After failing to win the Presidential Election in 1824, he was elected in a landslide in 1828. Jackson saw this as a mandate to cleanse Washington of corruption. The way he looked at it was that power in Washington rested in the hands of fewer and fewer men. A government run by insiders served the privileged few and ignored everyone else. Men schemed for offices and officials lined their pockets at the public’s expense. He felt that the government had abandoned the principles of the Revolution and feared rise of an aristocratic class that served its own needs over the needs of the people. He believed that a permanent set of employees too often became entrenched and no longer responded to the needs of the people. He believed that any man with suitable skills should have a chance at such an office.
In another example, the Second Bank of the United States had been run by a board of directors with ties to industry and manufacturing, and therefore was biased toward the urban and industrial northern states. Jackson objected to the bank’s unusual political and economic power and to the lack of congressional oversight over its business dealings. To Jackson, the bank symbolized how a privileged class of businessmen oppressed the will of the common people of America. The battle to eliminate the Second Bank of the United States went on for the next three years. Finally Jackson felt he had received a mandate from the public to close the bank once and for all, despite Congress’ objections. On September 10, 1833, Jackson removed all federal funds from the Second Bank of the U.S., redistributing them to various state banks. In addition, he announced that deposits to the bank would not be accepted after October 1. Finally, Jackson had succeeded in destroying the bank; its charter officially expiring in 1836.
He greatly reduced patronage in federal agencies, He was a supporter of the common man, his approach upset the status quo, brought common voices into Washington, and outraged the elite establishment.

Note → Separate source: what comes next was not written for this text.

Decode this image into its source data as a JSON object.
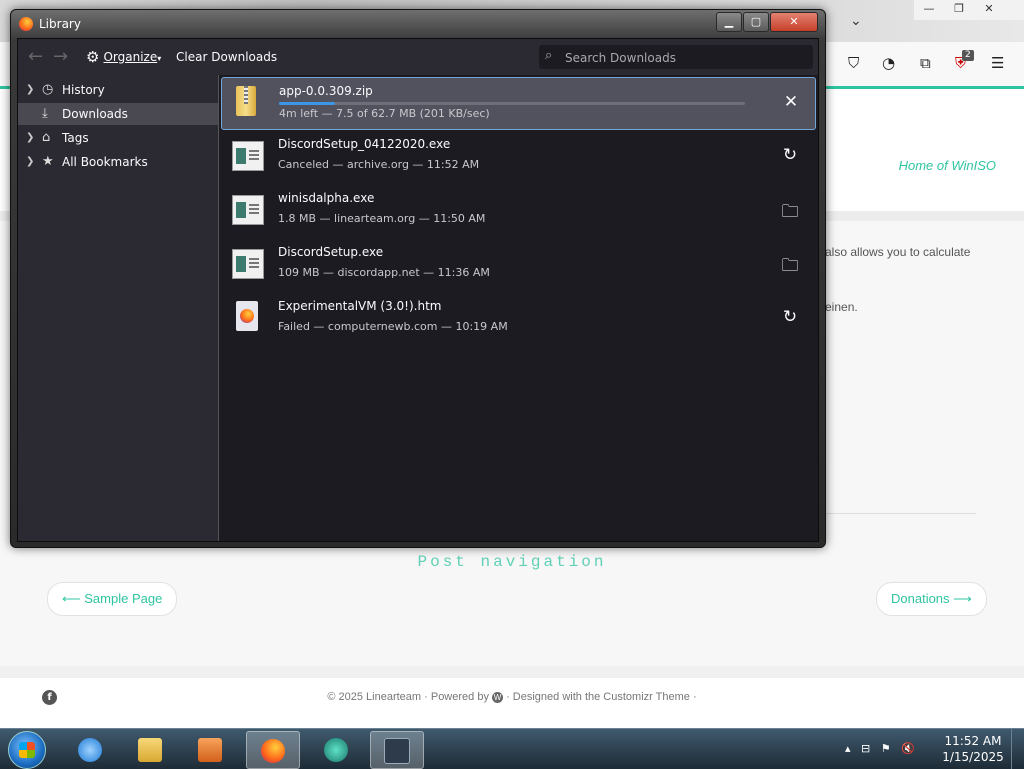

Jackson’s heritage is like a double-edged sword – he was a slave owner and supported slavery and was instrumental in the removal of Indian tribes from the East in the “Trail of Tears.” On the other hand, he maintained the union by fighting an early attempt by South Carolina to secede from the Union. He destroyed the hold “elites” had on the power in Washington. He balanced the U.S. budget and eliminated the national debt.
The Hermitage was the home to Jackson and his wife, Rachel. It began with a small two-story log cabin and evolved into the building it is today.
Jackson was not adverse to hard work and living within his means. He was a very hands-on manager of the Hermitage. Unfortunately, after his death, his son inherited the estate but was not a good manager and it was lost in bankruptcy. The Hermitage had lapsed into decay when a group of ladies in Nashville, Ladies’ Hermitage Association, took action to purchase the estate, restore it, and eventually turn it over to the State of Tennessee.
Today, the Hermitage is an excellent example of period architecture with much of the wall paper and furnishings being original. There are guided tours of the mansion and self-guided tours of the grounds. Volunteer docents in period attire are available in the mansion and on the grounds to add to the learning as you tour the estate.